— INSTRUCTIONS TO FOLLOW —
Whenever a line in the records below holds the string "helper", copy it out.

Extracted data entries:
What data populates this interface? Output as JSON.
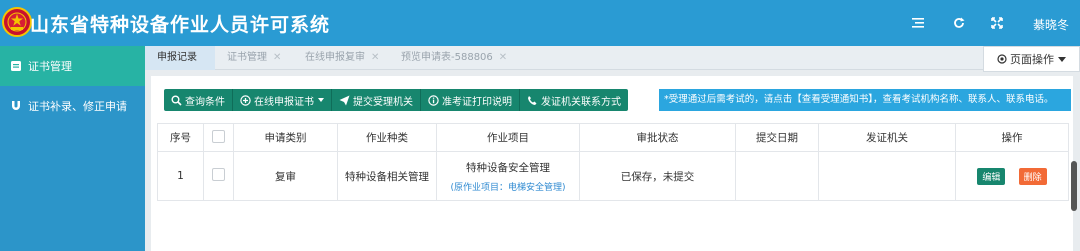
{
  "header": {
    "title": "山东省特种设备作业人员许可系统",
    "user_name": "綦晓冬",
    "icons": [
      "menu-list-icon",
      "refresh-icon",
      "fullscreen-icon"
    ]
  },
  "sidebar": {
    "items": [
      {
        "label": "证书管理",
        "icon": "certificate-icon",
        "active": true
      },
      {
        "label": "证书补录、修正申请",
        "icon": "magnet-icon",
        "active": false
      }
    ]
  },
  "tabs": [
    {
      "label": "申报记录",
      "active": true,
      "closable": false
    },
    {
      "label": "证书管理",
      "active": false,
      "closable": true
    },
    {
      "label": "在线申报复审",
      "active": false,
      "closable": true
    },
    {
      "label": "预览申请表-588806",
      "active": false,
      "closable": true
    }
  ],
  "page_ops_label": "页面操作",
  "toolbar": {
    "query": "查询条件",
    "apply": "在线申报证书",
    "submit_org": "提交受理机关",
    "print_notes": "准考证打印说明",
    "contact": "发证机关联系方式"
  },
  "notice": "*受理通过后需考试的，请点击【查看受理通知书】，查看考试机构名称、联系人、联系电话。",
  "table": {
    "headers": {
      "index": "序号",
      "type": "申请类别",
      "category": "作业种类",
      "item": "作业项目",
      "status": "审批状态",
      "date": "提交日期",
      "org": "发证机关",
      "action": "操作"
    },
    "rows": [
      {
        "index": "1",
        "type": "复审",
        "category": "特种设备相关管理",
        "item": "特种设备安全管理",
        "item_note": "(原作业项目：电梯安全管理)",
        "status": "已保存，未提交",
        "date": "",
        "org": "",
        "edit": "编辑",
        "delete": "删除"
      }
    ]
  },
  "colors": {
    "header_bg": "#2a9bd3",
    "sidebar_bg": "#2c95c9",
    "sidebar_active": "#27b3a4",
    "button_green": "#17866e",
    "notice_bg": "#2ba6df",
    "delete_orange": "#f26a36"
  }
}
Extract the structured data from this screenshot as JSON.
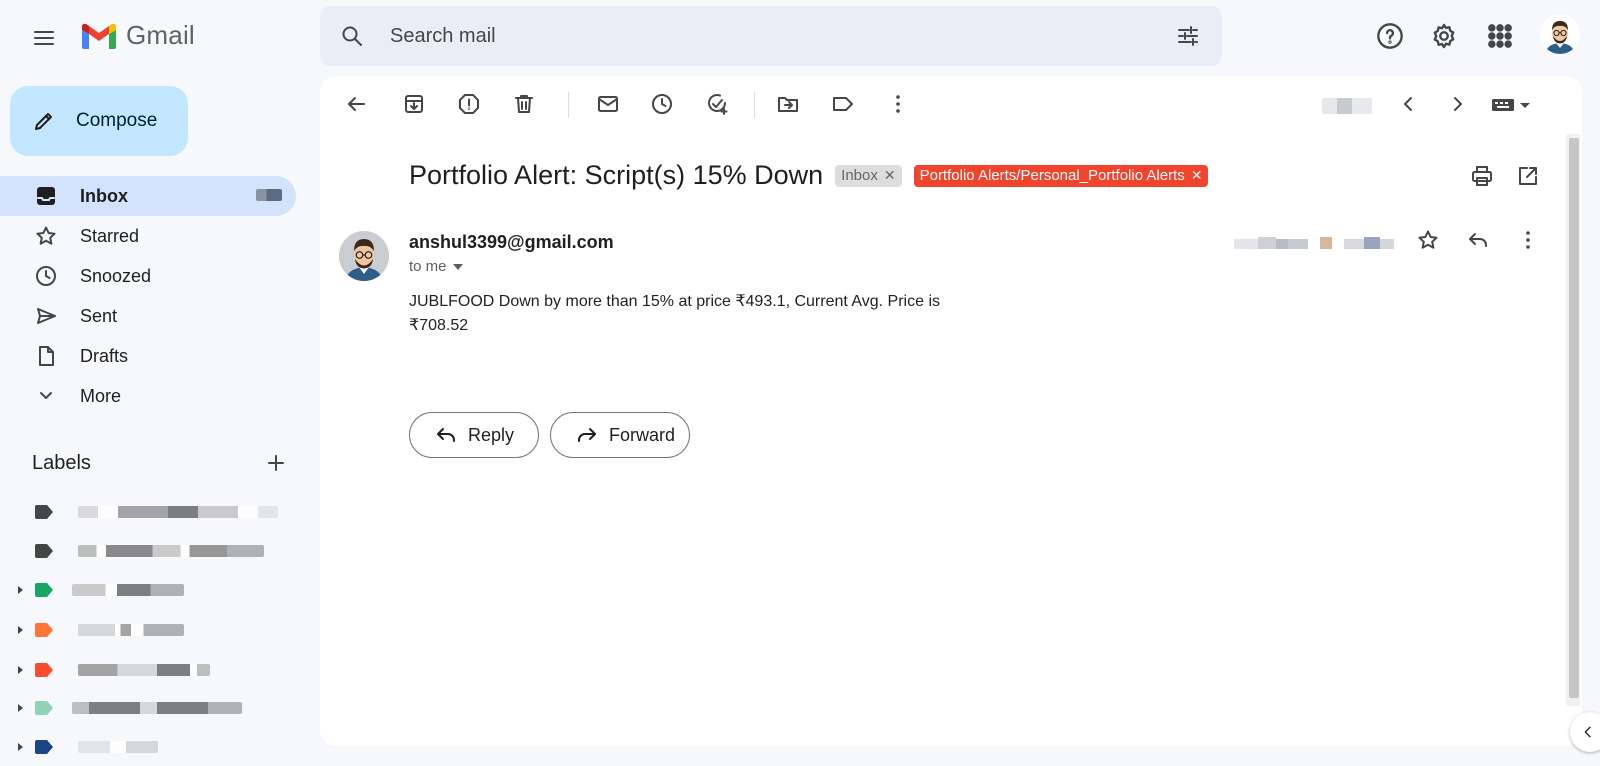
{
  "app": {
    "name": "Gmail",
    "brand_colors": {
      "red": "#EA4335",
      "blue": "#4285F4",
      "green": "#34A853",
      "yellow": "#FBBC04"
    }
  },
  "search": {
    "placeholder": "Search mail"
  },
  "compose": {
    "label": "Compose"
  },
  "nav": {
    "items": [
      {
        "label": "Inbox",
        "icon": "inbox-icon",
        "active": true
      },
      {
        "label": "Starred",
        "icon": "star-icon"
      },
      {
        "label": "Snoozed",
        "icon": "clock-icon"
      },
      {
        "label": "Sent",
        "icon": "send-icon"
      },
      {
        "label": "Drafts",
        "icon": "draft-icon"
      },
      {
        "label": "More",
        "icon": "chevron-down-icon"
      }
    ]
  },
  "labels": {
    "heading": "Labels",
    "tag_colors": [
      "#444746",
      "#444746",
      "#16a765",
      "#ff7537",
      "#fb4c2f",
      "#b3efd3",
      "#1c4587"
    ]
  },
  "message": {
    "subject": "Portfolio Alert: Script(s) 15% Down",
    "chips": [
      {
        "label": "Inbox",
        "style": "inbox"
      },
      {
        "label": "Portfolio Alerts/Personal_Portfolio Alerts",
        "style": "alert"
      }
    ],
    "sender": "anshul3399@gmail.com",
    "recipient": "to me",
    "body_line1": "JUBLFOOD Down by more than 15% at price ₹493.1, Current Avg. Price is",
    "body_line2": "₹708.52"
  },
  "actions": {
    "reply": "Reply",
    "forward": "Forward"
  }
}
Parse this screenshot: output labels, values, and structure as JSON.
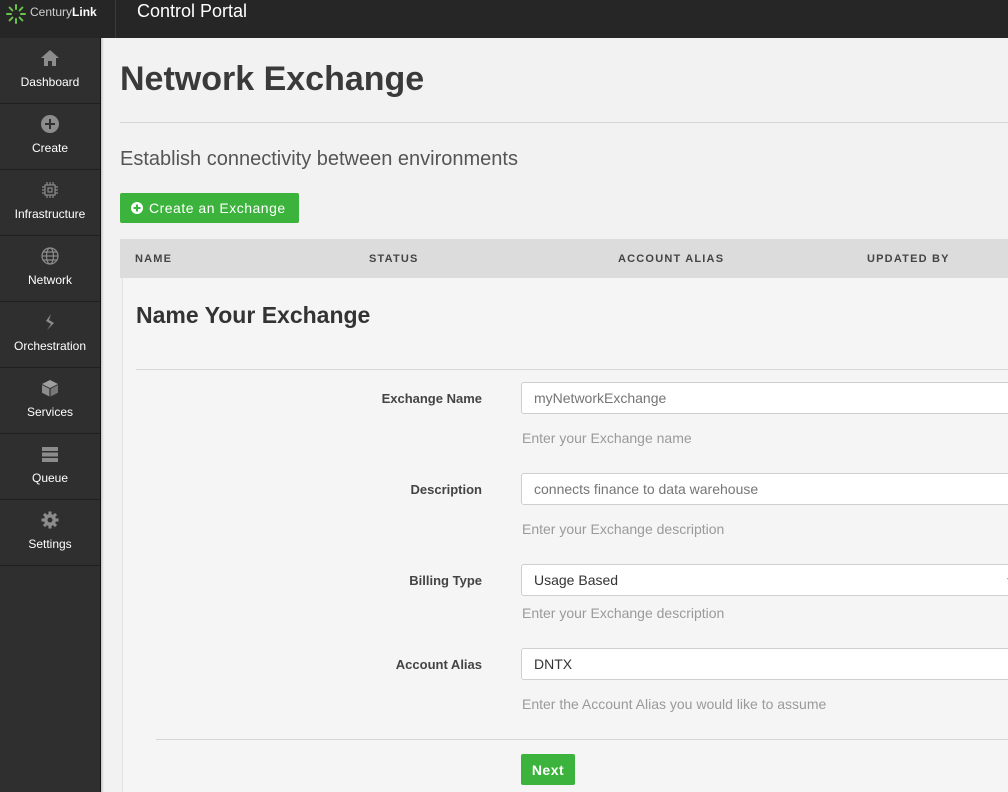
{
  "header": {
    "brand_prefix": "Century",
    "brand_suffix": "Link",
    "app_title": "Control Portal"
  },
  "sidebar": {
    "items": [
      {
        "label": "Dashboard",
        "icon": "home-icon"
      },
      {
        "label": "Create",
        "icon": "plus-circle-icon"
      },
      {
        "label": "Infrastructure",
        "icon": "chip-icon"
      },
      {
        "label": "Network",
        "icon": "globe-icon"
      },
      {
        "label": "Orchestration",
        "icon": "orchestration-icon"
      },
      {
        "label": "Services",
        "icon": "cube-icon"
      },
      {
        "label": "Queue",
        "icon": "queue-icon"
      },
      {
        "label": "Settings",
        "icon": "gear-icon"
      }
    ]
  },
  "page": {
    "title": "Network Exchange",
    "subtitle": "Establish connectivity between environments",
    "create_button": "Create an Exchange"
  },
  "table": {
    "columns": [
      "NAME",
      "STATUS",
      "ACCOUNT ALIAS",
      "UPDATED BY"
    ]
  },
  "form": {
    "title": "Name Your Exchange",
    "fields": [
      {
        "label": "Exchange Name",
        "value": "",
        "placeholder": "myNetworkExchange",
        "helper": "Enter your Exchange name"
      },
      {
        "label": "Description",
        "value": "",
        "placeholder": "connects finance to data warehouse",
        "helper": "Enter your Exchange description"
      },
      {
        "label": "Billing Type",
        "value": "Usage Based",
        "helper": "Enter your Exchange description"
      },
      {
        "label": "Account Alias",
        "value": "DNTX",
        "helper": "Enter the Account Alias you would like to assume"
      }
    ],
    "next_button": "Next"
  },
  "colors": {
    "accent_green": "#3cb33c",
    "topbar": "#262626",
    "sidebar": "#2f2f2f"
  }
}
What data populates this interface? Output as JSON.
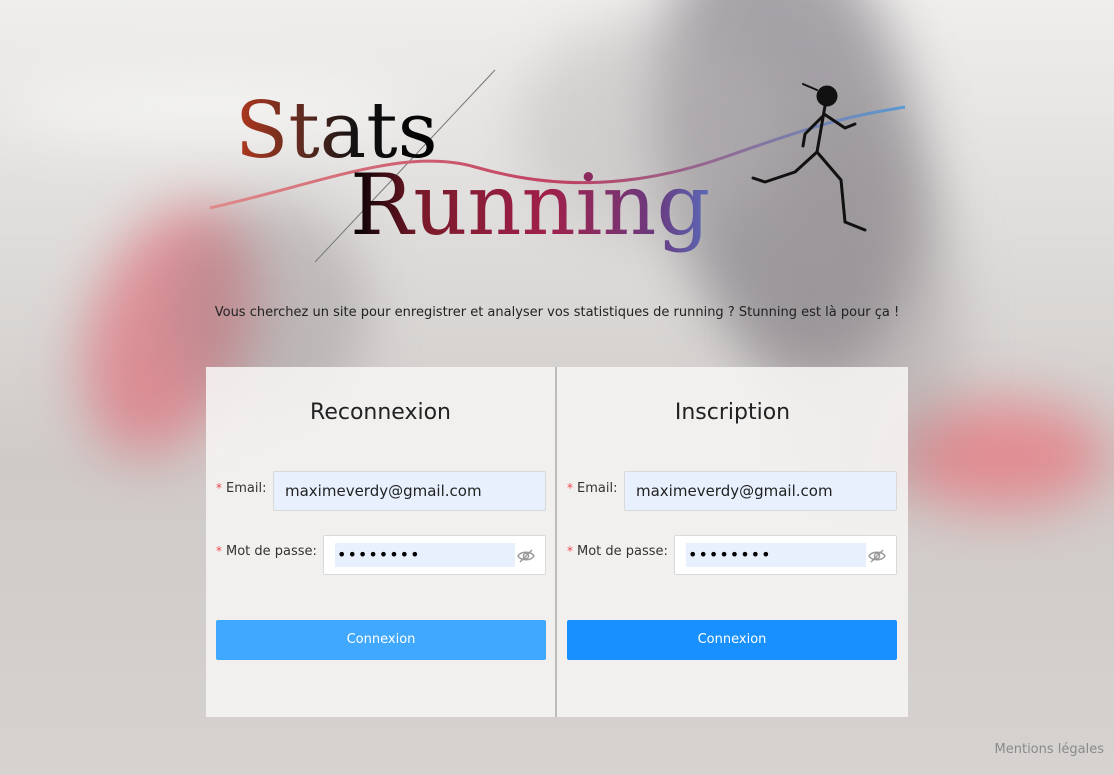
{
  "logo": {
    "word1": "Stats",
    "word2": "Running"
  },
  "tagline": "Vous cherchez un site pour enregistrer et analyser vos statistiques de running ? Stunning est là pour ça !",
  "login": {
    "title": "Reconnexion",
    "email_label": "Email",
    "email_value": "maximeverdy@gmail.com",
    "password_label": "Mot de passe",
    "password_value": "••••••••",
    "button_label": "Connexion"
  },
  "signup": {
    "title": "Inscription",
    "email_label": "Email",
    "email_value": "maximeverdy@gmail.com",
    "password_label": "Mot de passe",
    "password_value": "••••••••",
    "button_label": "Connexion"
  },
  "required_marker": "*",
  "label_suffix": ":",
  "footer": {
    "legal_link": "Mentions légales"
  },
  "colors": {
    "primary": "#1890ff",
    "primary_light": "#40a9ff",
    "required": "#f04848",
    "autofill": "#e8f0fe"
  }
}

— SOLUTION FOR THIS TASK —
        "helper": "Enter your Exchange name"
        "helper": "Enter your Exchange description"
        "helper": "Enter your Exchange description"
        "helper": "Enter the Account Alias you would like to assume"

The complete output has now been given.